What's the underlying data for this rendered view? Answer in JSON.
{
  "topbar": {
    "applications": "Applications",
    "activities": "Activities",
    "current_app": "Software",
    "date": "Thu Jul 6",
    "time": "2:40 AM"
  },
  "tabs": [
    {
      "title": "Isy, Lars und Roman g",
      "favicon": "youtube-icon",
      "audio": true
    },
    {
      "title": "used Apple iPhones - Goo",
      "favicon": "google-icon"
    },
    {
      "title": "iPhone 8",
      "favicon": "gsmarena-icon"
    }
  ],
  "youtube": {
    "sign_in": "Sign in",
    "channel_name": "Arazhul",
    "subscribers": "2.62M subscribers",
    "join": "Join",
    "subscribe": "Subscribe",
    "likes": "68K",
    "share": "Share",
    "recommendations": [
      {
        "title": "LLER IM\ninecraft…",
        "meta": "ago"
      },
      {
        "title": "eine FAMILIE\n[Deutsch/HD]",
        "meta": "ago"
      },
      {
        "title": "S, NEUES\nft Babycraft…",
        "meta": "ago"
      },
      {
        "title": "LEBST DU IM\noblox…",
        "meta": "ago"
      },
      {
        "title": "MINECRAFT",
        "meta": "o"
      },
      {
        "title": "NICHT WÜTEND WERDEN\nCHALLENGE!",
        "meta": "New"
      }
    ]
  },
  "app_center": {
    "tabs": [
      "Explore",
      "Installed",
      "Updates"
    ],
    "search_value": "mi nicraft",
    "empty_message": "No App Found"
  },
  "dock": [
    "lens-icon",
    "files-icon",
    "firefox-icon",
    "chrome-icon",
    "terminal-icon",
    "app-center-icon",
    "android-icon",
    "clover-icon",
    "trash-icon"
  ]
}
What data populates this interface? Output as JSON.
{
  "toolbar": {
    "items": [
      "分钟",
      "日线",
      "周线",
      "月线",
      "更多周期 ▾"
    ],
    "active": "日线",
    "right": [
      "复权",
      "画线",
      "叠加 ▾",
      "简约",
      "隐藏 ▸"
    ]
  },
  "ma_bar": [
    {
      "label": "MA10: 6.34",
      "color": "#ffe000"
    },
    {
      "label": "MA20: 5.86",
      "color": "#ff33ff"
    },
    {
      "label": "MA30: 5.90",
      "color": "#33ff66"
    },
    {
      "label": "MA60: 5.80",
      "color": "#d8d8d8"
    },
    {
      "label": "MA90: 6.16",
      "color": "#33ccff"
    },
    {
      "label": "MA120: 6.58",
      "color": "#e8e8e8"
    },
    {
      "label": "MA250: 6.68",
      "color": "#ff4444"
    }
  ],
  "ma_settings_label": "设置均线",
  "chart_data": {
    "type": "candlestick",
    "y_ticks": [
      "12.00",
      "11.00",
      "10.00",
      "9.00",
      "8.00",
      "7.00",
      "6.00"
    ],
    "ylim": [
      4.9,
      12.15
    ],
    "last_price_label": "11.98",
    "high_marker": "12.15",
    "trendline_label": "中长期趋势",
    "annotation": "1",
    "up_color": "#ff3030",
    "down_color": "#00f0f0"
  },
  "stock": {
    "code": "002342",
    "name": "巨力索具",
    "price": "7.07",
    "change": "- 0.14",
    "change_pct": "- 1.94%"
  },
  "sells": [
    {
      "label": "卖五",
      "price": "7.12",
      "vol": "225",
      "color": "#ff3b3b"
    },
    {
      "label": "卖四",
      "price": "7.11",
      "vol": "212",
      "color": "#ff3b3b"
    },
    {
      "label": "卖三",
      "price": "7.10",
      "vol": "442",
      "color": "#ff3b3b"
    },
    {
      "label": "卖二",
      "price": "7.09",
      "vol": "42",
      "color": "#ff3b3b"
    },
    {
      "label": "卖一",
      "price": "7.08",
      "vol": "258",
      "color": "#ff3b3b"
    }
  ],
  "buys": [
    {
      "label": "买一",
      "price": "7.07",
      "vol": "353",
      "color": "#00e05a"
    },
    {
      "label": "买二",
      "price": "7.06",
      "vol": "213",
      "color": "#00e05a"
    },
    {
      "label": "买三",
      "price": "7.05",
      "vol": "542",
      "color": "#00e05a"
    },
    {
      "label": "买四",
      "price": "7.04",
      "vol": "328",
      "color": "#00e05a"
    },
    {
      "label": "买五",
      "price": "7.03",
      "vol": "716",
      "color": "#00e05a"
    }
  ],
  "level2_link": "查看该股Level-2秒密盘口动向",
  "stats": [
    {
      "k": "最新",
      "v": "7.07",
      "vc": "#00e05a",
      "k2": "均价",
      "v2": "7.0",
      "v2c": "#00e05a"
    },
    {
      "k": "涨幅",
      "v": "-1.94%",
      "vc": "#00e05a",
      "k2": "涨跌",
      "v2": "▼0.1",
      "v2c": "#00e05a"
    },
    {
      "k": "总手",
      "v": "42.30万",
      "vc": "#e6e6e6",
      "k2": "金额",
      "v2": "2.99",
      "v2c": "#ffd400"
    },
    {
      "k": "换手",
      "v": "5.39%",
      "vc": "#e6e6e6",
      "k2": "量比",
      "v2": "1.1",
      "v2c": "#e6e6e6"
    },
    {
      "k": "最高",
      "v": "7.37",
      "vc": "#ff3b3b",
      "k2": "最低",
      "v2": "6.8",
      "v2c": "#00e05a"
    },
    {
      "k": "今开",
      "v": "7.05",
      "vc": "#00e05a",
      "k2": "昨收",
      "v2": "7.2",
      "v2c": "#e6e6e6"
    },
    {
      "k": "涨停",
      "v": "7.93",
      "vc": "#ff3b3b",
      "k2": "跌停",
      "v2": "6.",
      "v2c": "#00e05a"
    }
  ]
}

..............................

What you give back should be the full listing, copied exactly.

What's the underlying data for this rendered view? Answer in JSON.
{
  "topbar": {
    "applications": "Applications",
    "activities": "Activities",
    "current_app": "Software",
    "date": "Thu Jul 6",
    "time": "2:40 AM"
  },
  "tabs": [
    {
      "title": "Isy, Lars und Roman g",
      "favicon": "youtube-icon",
      "audio": true
    },
    {
      "title": "used Apple iPhones - Goo",
      "favicon": "google-icon"
    },
    {
      "title": "iPhone 8",
      "favicon": "gsmarena-icon"
    }
  ],
  "youtube": {
    "sign_in": "Sign in",
    "channel_name": "Arazhul",
    "subscribers": "2.62M subscribers",
    "join": "Join",
    "subscribe": "Subscribe",
    "likes": "68K",
    "share": "Share",
    "recommendations": [
      {
        "title": "LLER IM\ninecraft…",
        "meta": "ago"
      },
      {
        "title": "eine FAMILIE\n[Deutsch/HD]",
        "meta": "ago"
      },
      {
        "title": "S, NEUES\nft Babycraft…",
        "meta": "ago"
      },
      {
        "title": "LEBST DU IM\noblox…",
        "meta": "ago"
      },
      {
        "title": "MINECRAFT",
        "meta": "o"
      },
      {
        "title": "NICHT WÜTEND WERDEN\nCHALLENGE!",
        "meta": "New"
      }
    ]
  },
  "app_center": {
    "tabs": [
      "Explore",
      "Installed",
      "Updates"
    ],
    "search_value": "mi nicraft",
    "empty_message": "No App Found"
  },
  "dock": [
    "lens-icon",
    "files-icon",
    "firefox-icon",
    "chrome-icon",
    "terminal-icon",
    "app-center-icon",
    "android-icon",
    "clover-icon",
    "trash-icon"
  ]
}
What data populates this interface? Output as JSON.
{
  "toolbar": {
    "items": [
      "分钟",
      "日线",
      "周线",
      "月线",
      "更多周期 ▾"
    ],
    "active": "日线",
    "right": [
      "复权",
      "画线",
      "叠加 ▾",
      "简约",
      "隐藏 ▸"
    ]
  },
  "ma_bar": [
    {
      "label": "MA10: 6.34",
      "color": "#ffe000"
    },
    {
      "label": "MA20: 5.86",
      "color": "#ff33ff"
    },
    {
      "label": "MA30: 5.90",
      "color": "#33ff66"
    },
    {
      "label": "MA60: 5.80",
      "color": "#d8d8d8"
    },
    {
      "label": "MA90: 6.16",
      "color": "#33ccff"
    },
    {
      "label": "MA120: 6.58",
      "color": "#e8e8e8"
    },
    {
      "label": "MA250: 6.68",
      "color": "#ff4444"
    }
  ],
  "ma_settings_label": "设置均线",
  "chart_data": {
    "type": "candlestick",
    "y_ticks": [
      "12.00",
      "11.00",
      "10.00",
      "9.00",
      "8.00",
      "7.00",
      "6.00"
    ],
    "ylim": [
      4.9,
      12.15
    ],
    "last_price_label": "11.98",
    "high_marker": "12.15",
    "trendline_label": "中长期趋势",
    "annotation": "1",
    "up_color": "#ff3030",
    "down_color": "#00f0f0"
  },
  "stock": {
    "code": "002342",
    "name": "巨力索具",
    "price": "7.07",
    "change": "- 0.14",
    "change_pct": "- 1.94%"
  },
  "sells": [
    {
      "label": "卖五",
      "price": "7.12",
      "vol": "225",
      "color": "#ff3b3b"
    },
    {
      "label": "卖四",
      "price": "7.11",
      "vol": "212",
      "color": "#ff3b3b"
    },
    {
      "label": "卖三",
      "price": "7.10",
      "vol": "442",
      "color": "#ff3b3b"
    },
    {
      "label": "卖二",
      "price": "7.09",
      "vol": "42",
      "color": "#ff3b3b"
    },
    {
      "label": "卖一",
      "price": "7.08",
      "vol": "258",
      "color": "#ff3b3b"
    }
  ],
  "buys": [
    {
      "label": "买一",
      "price": "7.07",
      "vol": "353",
      "color": "#00e05a"
    },
    {
      "label": "买二",
      "price": "7.06",
      "vol": "213",
      "color": "#00e05a"
    },
    {
      "label": "买三",
      "price": "7.05",
      "vol": "542",
      "color": "#00e05a"
    },
    {
      "label": "买四",
      "price": "7.04",
      "vol": "328",
      "color": "#00e05a"
    },
    {
      "label": "买五",
      "price": "7.03",
      "vol": "716",
      "color": "#00e05a"
    }
  ],
  "level2_link": "查看该股Level-2秒密盘口动向",
  "stats": [
    {
      "k": "最新",
      "v": "7.07",
      "vc": "#00e05a",
      "k2": "均价",
      "v2": "7.0",
      "v2c": "#00e05a"
    },
    {
      "k": "涨幅",
      "v": "-1.94%",
      "vc": "#00e05a",
      "k2": "涨跌",
      "v2": "▼0.1",
      "v2c": "#00e05a"
    },
    {
      "k": "总手",
      "v": "42.30万",
      "vc": "#e6e6e6",
      "k2": "金额",
      "v2": "2.99",
      "v2c": "#ffd400"
    },
    {
      "k": "换手",
      "v": "5.39%",
      "vc": "#e6e6e6",
      "k2": "量比",
      "v2": "1.1",
      "v2c": "#e6e6e6"
    },
    {
      "k": "最高",
      "v": "7.37",
      "vc": "#ff3b3b",
      "k2": "最低",
      "v2": "6.8",
      "v2c": "#00e05a"
    },
    {
      "k": "今开",
      "v": "7.05",
      "vc": "#00e05a",
      "k2": "昨收",
      "v2": "7.2",
      "v2c": "#e6e6e6"
    },
    {
      "k": "涨停",
      "v": "7.93",
      "vc": "#ff3b3b",
      "k2": "跌停",
      "v2": "6.",
      "v2c": "#00e05a"
    }
  ]
}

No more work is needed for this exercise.